> [Listed records]:
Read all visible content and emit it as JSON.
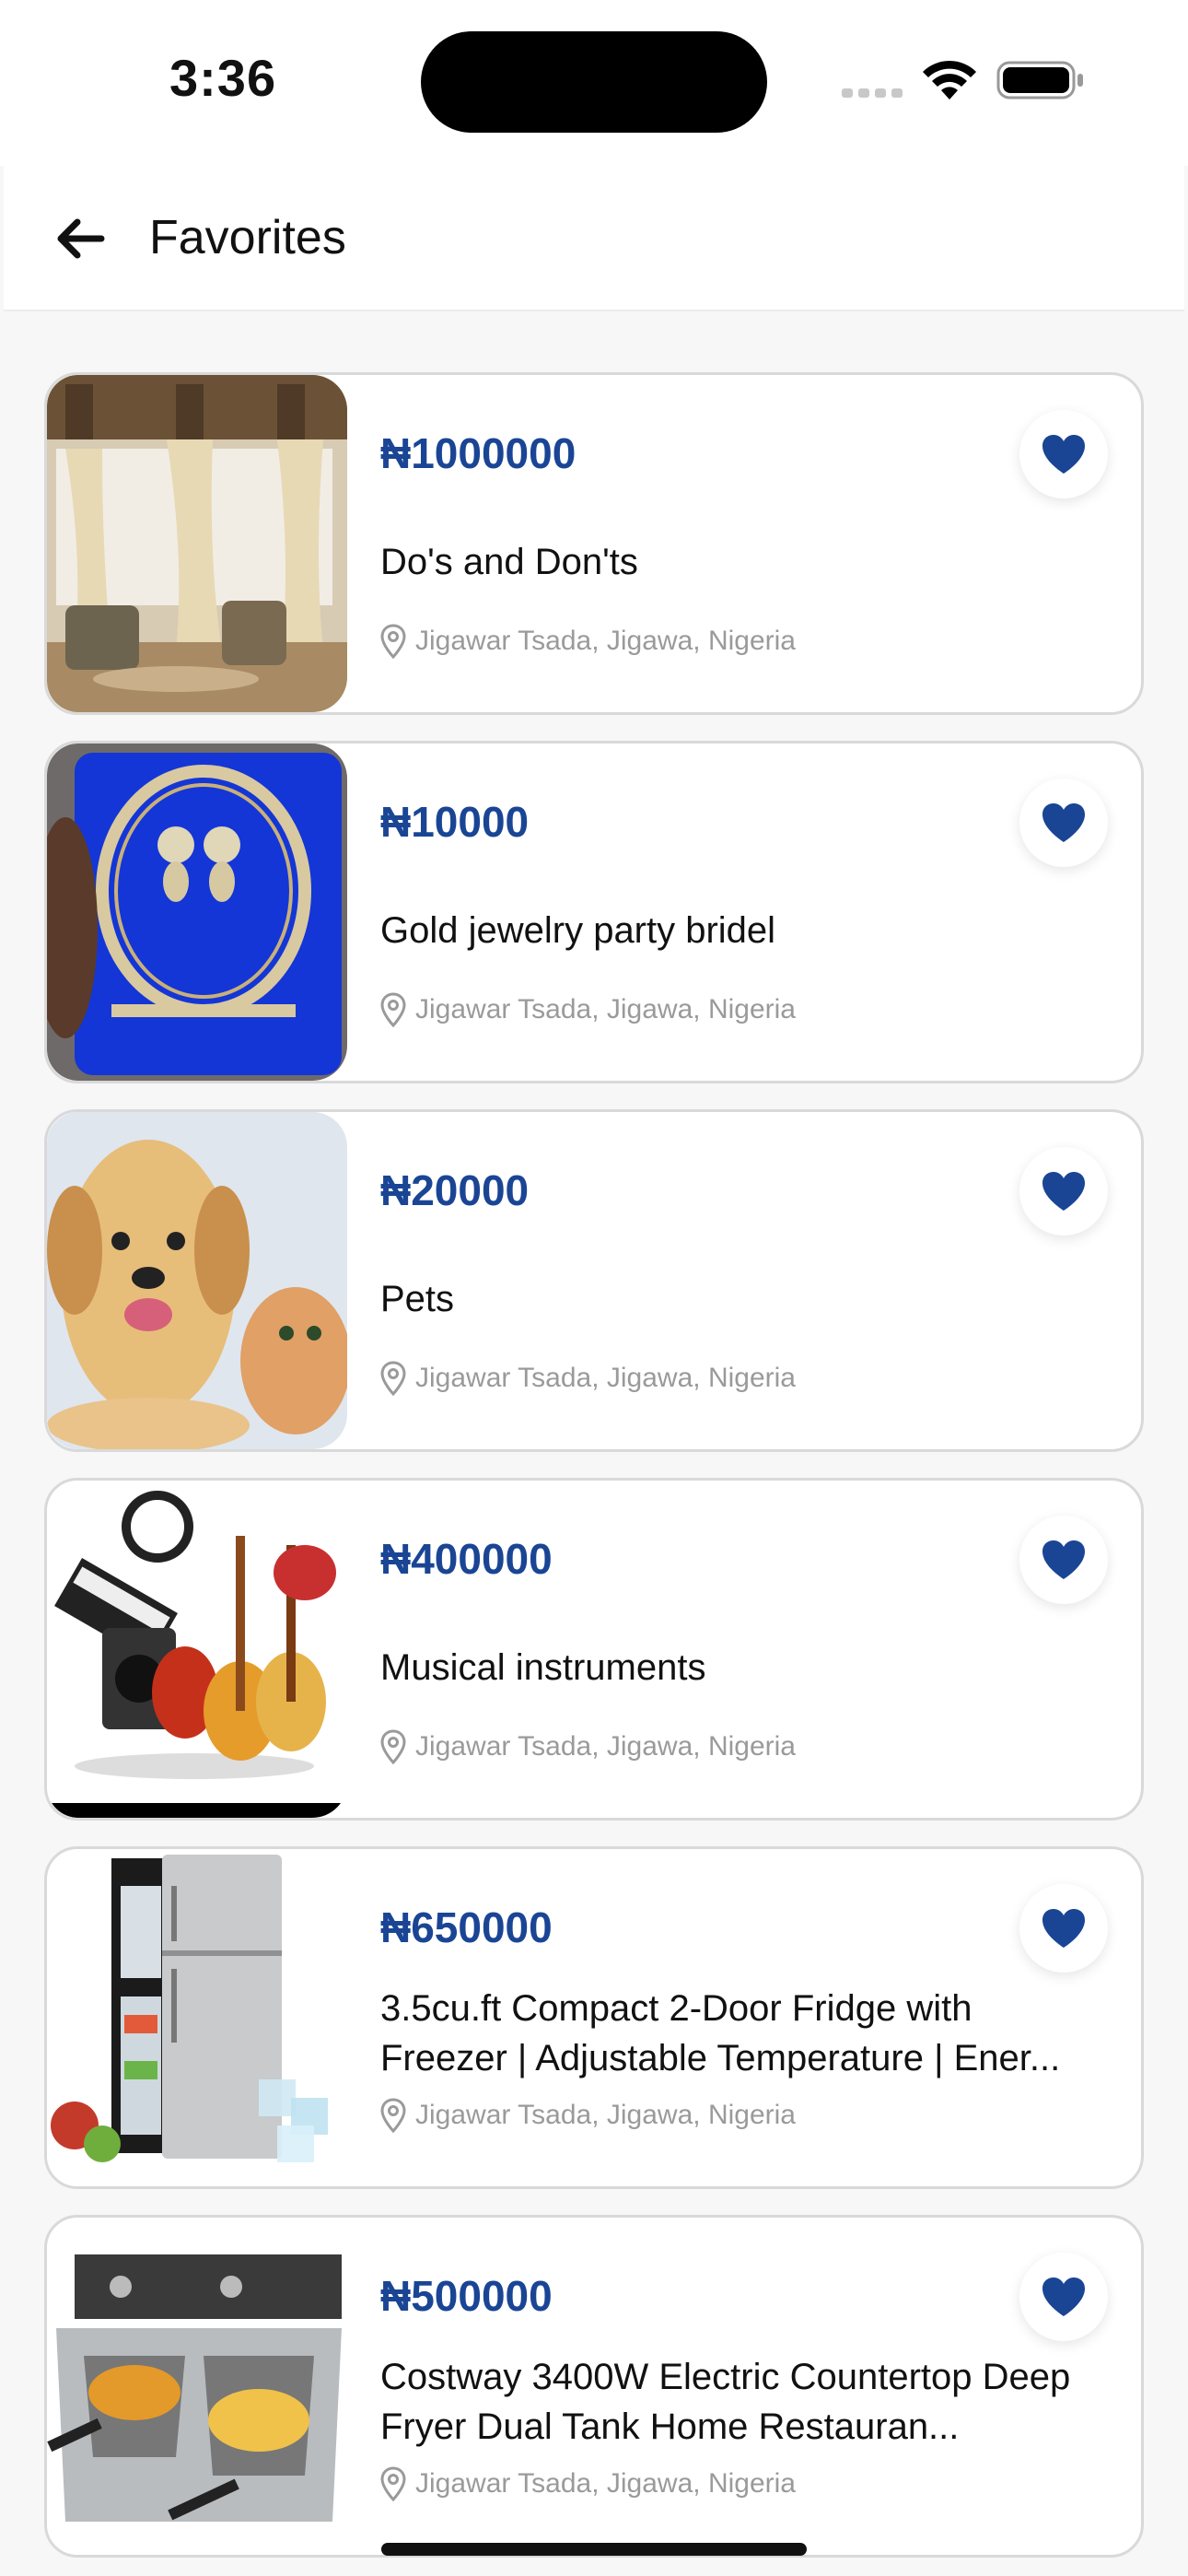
{
  "status_bar": {
    "time": "3:36"
  },
  "header": {
    "title": "Favorites",
    "back_icon": "arrow-left-icon"
  },
  "colors": {
    "price": "#1a4595",
    "heart": "#1a4595",
    "location": "#9a9a9a"
  },
  "favorites": [
    {
      "price": "₦1000000",
      "title": "Do's and Don'ts",
      "location": "Jigawar Tsada, Jigawa, Nigeria",
      "image": "living-room-curtains"
    },
    {
      "price": "₦10000",
      "title": "Gold jewelry  party bridel",
      "location": "Jigawar Tsada, Jigawa, Nigeria",
      "image": "jewelry-set-blue-box"
    },
    {
      "price": "₦20000",
      "title": "Pets",
      "location": "Jigawar Tsada, Jigawa, Nigeria",
      "image": "puppy-and-kitten"
    },
    {
      "price": "₦400000",
      "title": "Musical instruments",
      "location": "Jigawar Tsada, Jigawa, Nigeria",
      "image": "musical-instruments"
    },
    {
      "price": "₦650000",
      "title": "3.5cu.ft Compact 2-Door Fridge with Freezer | Adjustable Temperature | Ener...",
      "location": "Jigawar Tsada, Jigawa, Nigeria",
      "image": "compact-fridge"
    },
    {
      "price": "₦500000",
      "title": "Costway 3400W Electric Countertop Deep Fryer Dual Tank Home Restauran...",
      "location": "Jigawar Tsada, Jigawa, Nigeria",
      "image": "deep-fryer"
    }
  ]
}
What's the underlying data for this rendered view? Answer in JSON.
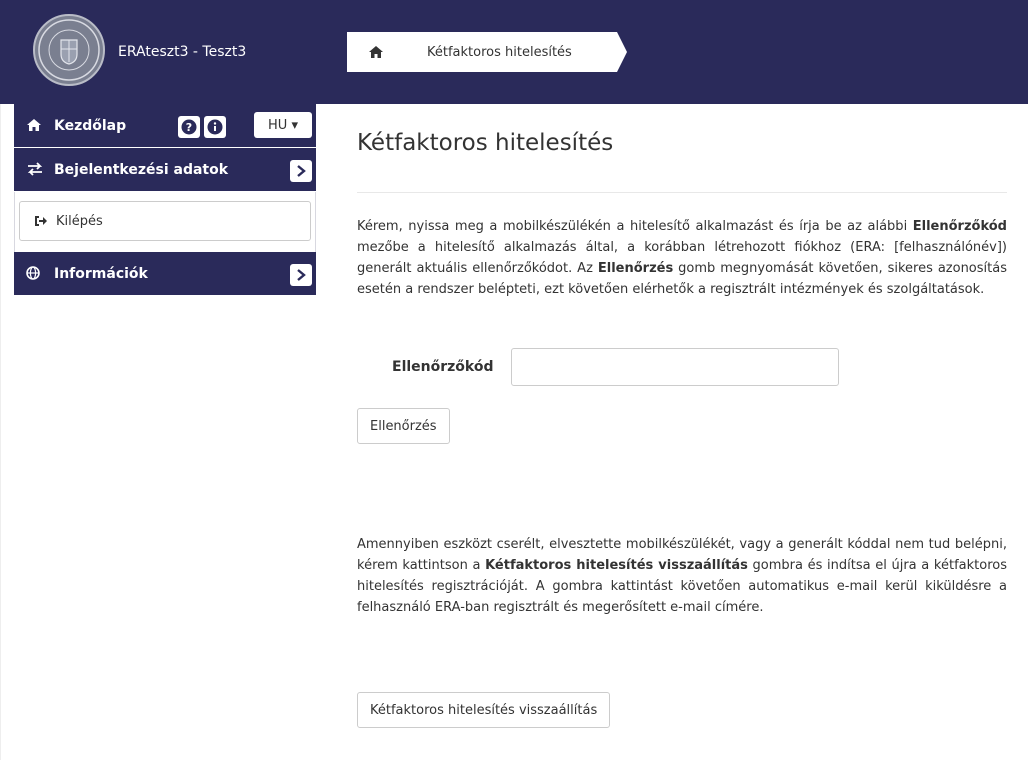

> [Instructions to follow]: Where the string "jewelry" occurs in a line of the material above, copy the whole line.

> [Response to this task]:
      "title": "Gold jewelry  party bridel",
      "image": "jewelry-set-blue-box"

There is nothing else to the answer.